Stories of need can of course be multiplied millions of times across the world, and that is why Christian Aid is involved not just in providing direct assistance to those in need but also working and campaigning to change the unjust structures and policies which keep so many people poor and powerless whilst others grow rich. A particular focus at the moment is climate change. Climate change disproportionately harms poorer people like Florence and Rose in Kenya.

This is why Christian Aid is actively involved in campaigning to reduce carbon emissions. So how can we help?

May I make three suggestions?

1Find out more.

Find out about the issues of the developing world. The Christian Aid website is a great place to start. Get informed. It is when we understand the issues of a situation that we are more likely to take action to improve things.

You can find the Christian Aid website here: https://www.christianaid.org.uk/

2 Pray.

Pray about the work of Christian Aid, pray for the people and situations you have heard or read about.

Ask God whether you should get more involved;

There are various ways to help Christian Aid as a volunteer. This might involve joining the local Christian Aid Committee. It might mean thinking up ideas or putting on events to raise money, or it might mean taking part in campaigning on issues such as climate change, writing to you MP or signing a petition.

3 Give

Consider making a donation to Christian Aid, either as a one off donation or as a regular donation. We all know that money is needed to enable charities like Christian Aid to function and that the needs always are greater than the resources available. Fund raising for Christian Aid has been particularly difficult in the last year because, as you know, the pandemic has restricted the fundraising that can be done. Here in Retford we usually have Christian Aid lunches throughout Lent. These were stopped at the start of the first lockdown last year and have not happened at all this year and so money which would normally have been raised hasn’t been.

If you can give something to Christian Aid, that would be great.

If you could give on a regular basis, that would be wonderful.

If you could remember Christian Aid when you make your will that would be marvellous.

You can contribute to the Christian Aid total for Retford by using our JustGiving site, or you can contribute directly on the Christian Aid Website.

Alternatively you can put your donation either in an official Christian Aid envelope or in an ordinary envelope marked ‘For Christian Aid’ and leave it in the collection at either church.

Pat Bloodworth from St Michael’s is the treasurer for the Retford Christian Aid Group so she would be able to help if you have any difficulty making a donation.

The link to the Just Giving site is in the weekly email and there is also a link to a Christian Aid film presented by Jeremy Gowers-Cromie who is the Christian Aid Church Engagement officer for the East Midlands. This film includes the film about Florence which I mentioned above.

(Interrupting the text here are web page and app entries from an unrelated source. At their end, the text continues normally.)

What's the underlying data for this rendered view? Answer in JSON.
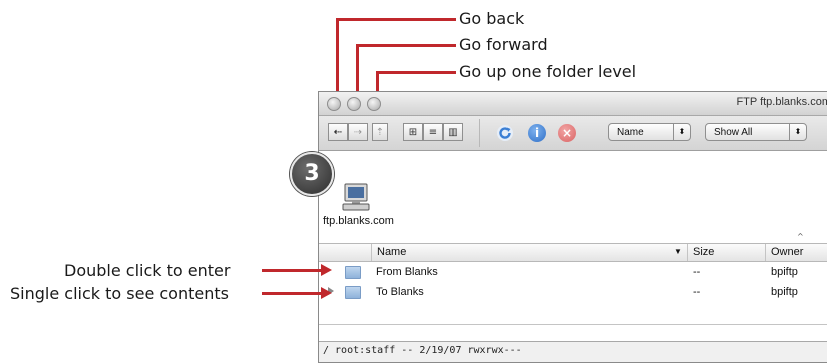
{
  "callouts": {
    "go_back": "Go back",
    "go_forward": "Go forward",
    "go_up": "Go up one folder level",
    "double_click": "Double click to enter",
    "single_click": "Single click to see contents"
  },
  "step_badge": "3",
  "window": {
    "title": "FTP ftp.blanks.com",
    "toolbar": {
      "back_glyph": "⇠",
      "forward_glyph": "⇢",
      "up_glyph": "⇡",
      "view_icon_glyph": "⊞",
      "view_list_glyph": "≡",
      "view_column_glyph": "▥",
      "info_glyph": "i",
      "stop_glyph": "×",
      "sort_popup": "Name",
      "filter_popup": "Show All",
      "stepper_glyph": "⬍"
    },
    "host": {
      "label": "ftp.blanks.com"
    },
    "columns": [
      "Name",
      "Size",
      "Owner"
    ],
    "rows": [
      {
        "name": "From Blanks",
        "size": "--",
        "owner": "bpiftp",
        "has_disclosure": false
      },
      {
        "name": "To Blanks",
        "size": "--",
        "owner": "bpiftp",
        "has_disclosure": true
      }
    ],
    "status": "/  root:staff  --  2/19/07  rwxrwx---"
  },
  "colors": {
    "callout_red": "#c0282c",
    "refresh_blue": "#3b7fd4",
    "info_blue": "#3b7fd4",
    "stop_red": "#e05c5c"
  }
}
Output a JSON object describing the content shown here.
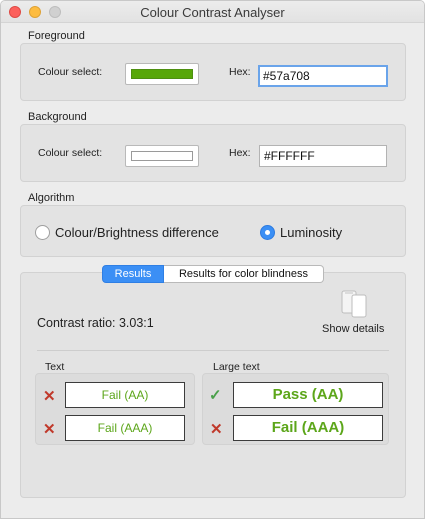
{
  "window": {
    "title": "Colour Contrast Analyser"
  },
  "foreground": {
    "section_label": "Foreground",
    "colour_select_label": "Colour select:",
    "hex_label": "Hex:",
    "hex_value": "#57a708",
    "swatch_color": "#57a708"
  },
  "background": {
    "section_label": "Background",
    "colour_select_label": "Colour select:",
    "hex_label": "Hex:",
    "hex_value": "#FFFFFF",
    "swatch_color": "#FFFFFF"
  },
  "algorithm": {
    "section_label": "Algorithm",
    "options": [
      {
        "label": "Colour/Brightness difference",
        "selected": false
      },
      {
        "label": "Luminosity",
        "selected": true
      }
    ]
  },
  "results": {
    "tabs": [
      {
        "label": "Results",
        "active": true
      },
      {
        "label": "Results for color blindness",
        "active": false
      }
    ],
    "contrast_ratio": "Contrast ratio: 3.03:1",
    "show_details_label": "Show details",
    "text_label": "Text",
    "large_text_label": "Large text",
    "text_results": [
      {
        "label": "Fail (AA)",
        "icon": "fail-x-icon"
      },
      {
        "label": "Fail (AAA)",
        "icon": "fail-x-icon"
      }
    ],
    "large_text_results": [
      {
        "label": "Pass (AA)",
        "icon": "pass-check-icon"
      },
      {
        "label": "Fail (AAA)",
        "icon": "fail-x-icon"
      }
    ],
    "result_text_color": "#5ca61a"
  }
}
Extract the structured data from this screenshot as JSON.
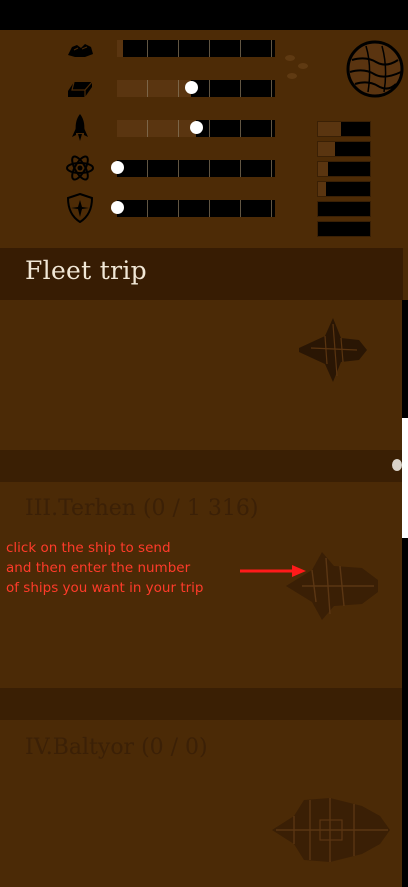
{
  "resources": [
    {
      "icon": "metal-ore-icon",
      "fill": 0.04,
      "knob": null
    },
    {
      "icon": "ingot-icon",
      "fill": 0.47,
      "knob": 0.47
    },
    {
      "icon": "rocket-icon",
      "fill": 0.5,
      "knob": 0.5
    },
    {
      "icon": "atom-icon",
      "fill": 0.0,
      "knob": 0.0
    },
    {
      "icon": "shield-star-icon",
      "fill": 0.0,
      "knob": 0.0
    }
  ],
  "side_bars": [
    0.45,
    0.32,
    0.2,
    0.15,
    0.0,
    0.0
  ],
  "fleet": {
    "title": "Fleet trip"
  },
  "planets": [
    {
      "label": "III.Terhen  (0 / 1 316)"
    },
    {
      "label": "IV.Baltyor  (0 / 0)"
    }
  ],
  "hint": {
    "line1": "click on the ship to send",
    "line2": "and then enter the number",
    "line3": "of ships you want in your trip"
  },
  "colors": {
    "panel": "#4b2a06",
    "header": "#371c03",
    "hint": "#ff3b2a"
  }
}
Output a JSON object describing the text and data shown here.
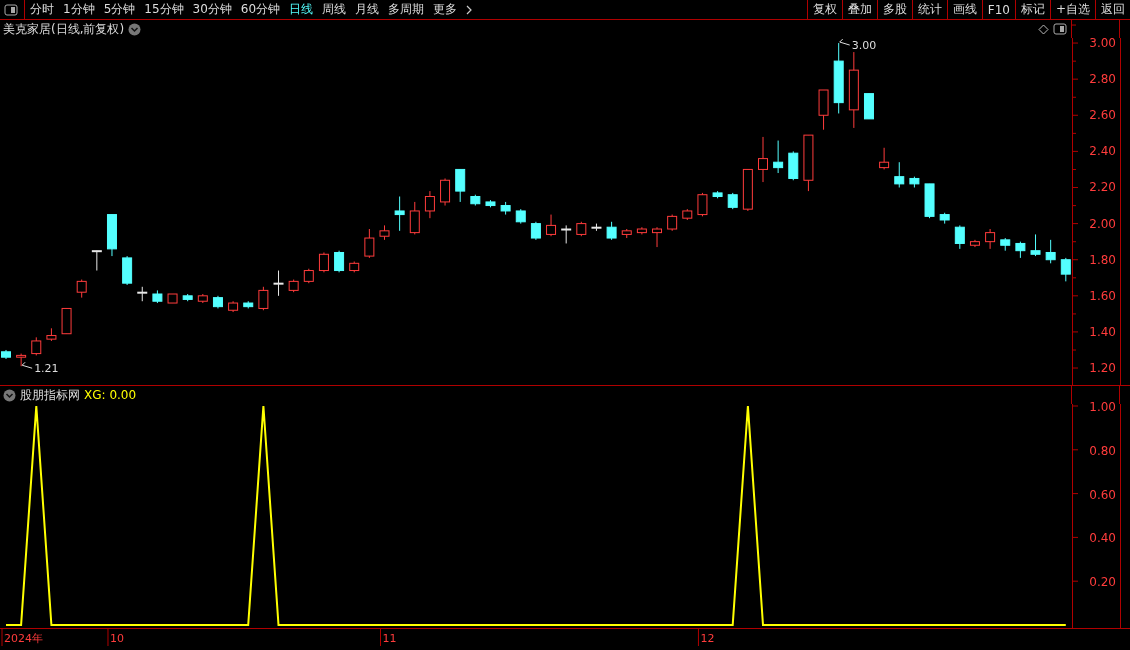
{
  "toolbar": {
    "tabs": [
      {
        "label": "分时",
        "selected": false
      },
      {
        "label": "1分钟",
        "selected": false
      },
      {
        "label": "5分钟",
        "selected": false
      },
      {
        "label": "15分钟",
        "selected": false
      },
      {
        "label": "30分钟",
        "selected": false
      },
      {
        "label": "60分钟",
        "selected": false
      },
      {
        "label": "日线",
        "selected": true
      },
      {
        "label": "周线",
        "selected": false
      },
      {
        "label": "月线",
        "selected": false
      },
      {
        "label": "多周期",
        "selected": false
      }
    ],
    "more": "更多",
    "buttons": [
      "复权",
      "叠加",
      "多股",
      "统计",
      "画线",
      "F10",
      "标记",
      "+自选",
      "返回"
    ]
  },
  "price_panel": {
    "title": "美克家居(日线,前复权)",
    "chart_data": {
      "type": "candlestick",
      "ylim": [
        1.106,
        3.028
      ],
      "yticks": [
        {
          "value": 1.2,
          "label": "1.20"
        },
        {
          "value": 1.4,
          "label": "1.40"
        },
        {
          "value": 1.6,
          "label": "1.60"
        },
        {
          "value": 1.8,
          "label": "1.80"
        },
        {
          "value": 2.0,
          "label": "2.00"
        },
        {
          "value": 2.2,
          "label": "2.20"
        },
        {
          "value": 2.4,
          "label": "2.40"
        },
        {
          "value": 2.6,
          "label": "2.60"
        },
        {
          "value": 2.8,
          "label": "2.80"
        },
        {
          "value": 3.0,
          "label": "3.00"
        }
      ],
      "ohlc": [
        [
          1.29,
          1.3,
          1.25,
          1.26
        ],
        [
          1.26,
          1.28,
          1.21,
          1.27
        ],
        [
          1.28,
          1.37,
          1.27,
          1.35
        ],
        [
          1.36,
          1.42,
          1.35,
          1.38
        ],
        [
          1.39,
          1.53,
          1.39,
          1.53
        ],
        [
          1.62,
          1.69,
          1.59,
          1.68
        ],
        [
          1.85,
          1.85,
          1.74,
          1.85
        ],
        [
          2.05,
          2.05,
          1.82,
          1.86
        ],
        [
          1.81,
          1.82,
          1.66,
          1.67
        ],
        [
          1.62,
          1.65,
          1.57,
          1.62
        ],
        [
          1.61,
          1.63,
          1.56,
          1.57
        ],
        [
          1.56,
          1.61,
          1.56,
          1.61
        ],
        [
          1.6,
          1.61,
          1.57,
          1.58
        ],
        [
          1.57,
          1.61,
          1.56,
          1.6
        ],
        [
          1.59,
          1.6,
          1.53,
          1.54
        ],
        [
          1.52,
          1.57,
          1.51,
          1.56
        ],
        [
          1.56,
          1.57,
          1.53,
          1.54
        ],
        [
          1.53,
          1.65,
          1.52,
          1.63
        ],
        [
          1.67,
          1.74,
          1.6,
          1.67
        ],
        [
          1.63,
          1.69,
          1.62,
          1.68
        ],
        [
          1.68,
          1.75,
          1.67,
          1.74
        ],
        [
          1.74,
          1.84,
          1.73,
          1.83
        ],
        [
          1.84,
          1.85,
          1.73,
          1.74
        ],
        [
          1.74,
          1.79,
          1.73,
          1.78
        ],
        [
          1.82,
          1.97,
          1.81,
          1.92
        ],
        [
          1.93,
          1.99,
          1.91,
          1.96
        ],
        [
          2.07,
          2.15,
          1.96,
          2.05
        ],
        [
          1.95,
          2.12,
          1.94,
          2.07
        ],
        [
          2.07,
          2.18,
          2.03,
          2.15
        ],
        [
          2.12,
          2.25,
          2.1,
          2.24
        ],
        [
          2.3,
          2.3,
          2.12,
          2.18
        ],
        [
          2.15,
          2.16,
          2.1,
          2.11
        ],
        [
          2.12,
          2.13,
          2.09,
          2.1
        ],
        [
          2.1,
          2.12,
          2.05,
          2.07
        ],
        [
          2.07,
          2.08,
          2.0,
          2.01
        ],
        [
          2.0,
          2.01,
          1.91,
          1.92
        ],
        [
          1.94,
          2.05,
          1.93,
          1.99
        ],
        [
          1.97,
          1.99,
          1.89,
          1.97
        ],
        [
          1.94,
          2.01,
          1.93,
          2.0
        ],
        [
          1.98,
          2.0,
          1.96,
          1.98
        ],
        [
          1.98,
          2.01,
          1.91,
          1.92
        ],
        [
          1.94,
          1.97,
          1.92,
          1.96
        ],
        [
          1.95,
          1.98,
          1.94,
          1.97
        ],
        [
          1.95,
          1.98,
          1.87,
          1.97
        ],
        [
          1.97,
          2.05,
          1.96,
          2.04
        ],
        [
          2.03,
          2.08,
          2.02,
          2.07
        ],
        [
          2.05,
          2.17,
          2.04,
          2.16
        ],
        [
          2.17,
          2.18,
          2.14,
          2.15
        ],
        [
          2.16,
          2.17,
          2.08,
          2.09
        ],
        [
          2.08,
          2.3,
          2.07,
          2.3
        ],
        [
          2.3,
          2.48,
          2.23,
          2.36
        ],
        [
          2.34,
          2.46,
          2.28,
          2.31
        ],
        [
          2.39,
          2.4,
          2.24,
          2.25
        ],
        [
          2.24,
          2.49,
          2.18,
          2.49
        ],
        [
          2.6,
          2.74,
          2.52,
          2.74
        ],
        [
          2.9,
          3.0,
          2.61,
          2.67
        ],
        [
          2.63,
          2.95,
          2.53,
          2.85
        ],
        [
          2.72,
          2.72,
          2.58,
          2.58
        ],
        [
          2.31,
          2.42,
          2.3,
          2.34
        ],
        [
          2.26,
          2.34,
          2.2,
          2.22
        ],
        [
          2.25,
          2.26,
          2.2,
          2.22
        ],
        [
          2.22,
          2.22,
          2.03,
          2.04
        ],
        [
          2.05,
          2.06,
          2.0,
          2.02
        ],
        [
          1.98,
          1.99,
          1.86,
          1.89
        ],
        [
          1.88,
          1.91,
          1.87,
          1.9
        ],
        [
          1.9,
          1.97,
          1.86,
          1.95
        ],
        [
          1.91,
          1.92,
          1.85,
          1.88
        ],
        [
          1.89,
          1.9,
          1.81,
          1.85
        ],
        [
          1.85,
          1.94,
          1.82,
          1.83
        ],
        [
          1.84,
          1.91,
          1.78,
          1.8
        ],
        [
          1.8,
          1.81,
          1.68,
          1.72
        ]
      ],
      "annotations": [
        "3.00",
        "1.21"
      ]
    }
  },
  "indicator_panel": {
    "title": "股朋指标网",
    "reading": "XG: 0.00",
    "chart_data": {
      "type": "line",
      "ylim": [
        -0.0137,
        1.0091
      ],
      "yticks": [
        {
          "value": 0.2,
          "label": "0.20"
        },
        {
          "value": 0.4,
          "label": "0.40"
        },
        {
          "value": 0.6,
          "label": "0.60"
        },
        {
          "value": 0.8,
          "label": "0.80"
        },
        {
          "value": 1.0,
          "label": "1.00"
        }
      ],
      "series": [
        {
          "color": "#ffff00",
          "values": [
            0,
            0,
            1,
            0,
            0,
            0,
            0,
            0,
            0,
            0,
            0,
            0,
            0,
            0,
            0,
            0,
            0,
            1,
            0,
            0,
            0,
            0,
            0,
            0,
            0,
            0,
            0,
            0,
            0,
            0,
            0,
            0,
            0,
            0,
            0,
            0,
            0,
            0,
            0,
            0,
            0,
            0,
            0,
            0,
            0,
            0,
            0,
            0,
            0,
            1,
            0,
            0,
            0,
            0,
            0,
            0,
            0,
            0,
            0,
            0,
            0,
            0,
            0,
            0,
            0,
            0,
            0,
            0,
            0,
            0,
            0
          ]
        }
      ]
    }
  },
  "date_axis": [
    "2024年",
    "10",
    "11",
    "12"
  ]
}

Finally, the paradox blessing:

May God bless you with discomfort at easy answers, half-truths, superficial relationships, so that you will live deep within your heart.

May God bless you with anger at injustice, oppression and exploitation of people, so that you will work for justice, equity, and peace.

May God bless you with tears to shed for those who suffer from pain, rejection, starvation, and war so that you will reach out your hand to comfort them and change their pain to joy.

And may God bless you with the foolishness to think that you can make a difference in the world, so that you will do the things which others tell you cannot be done.

Amen.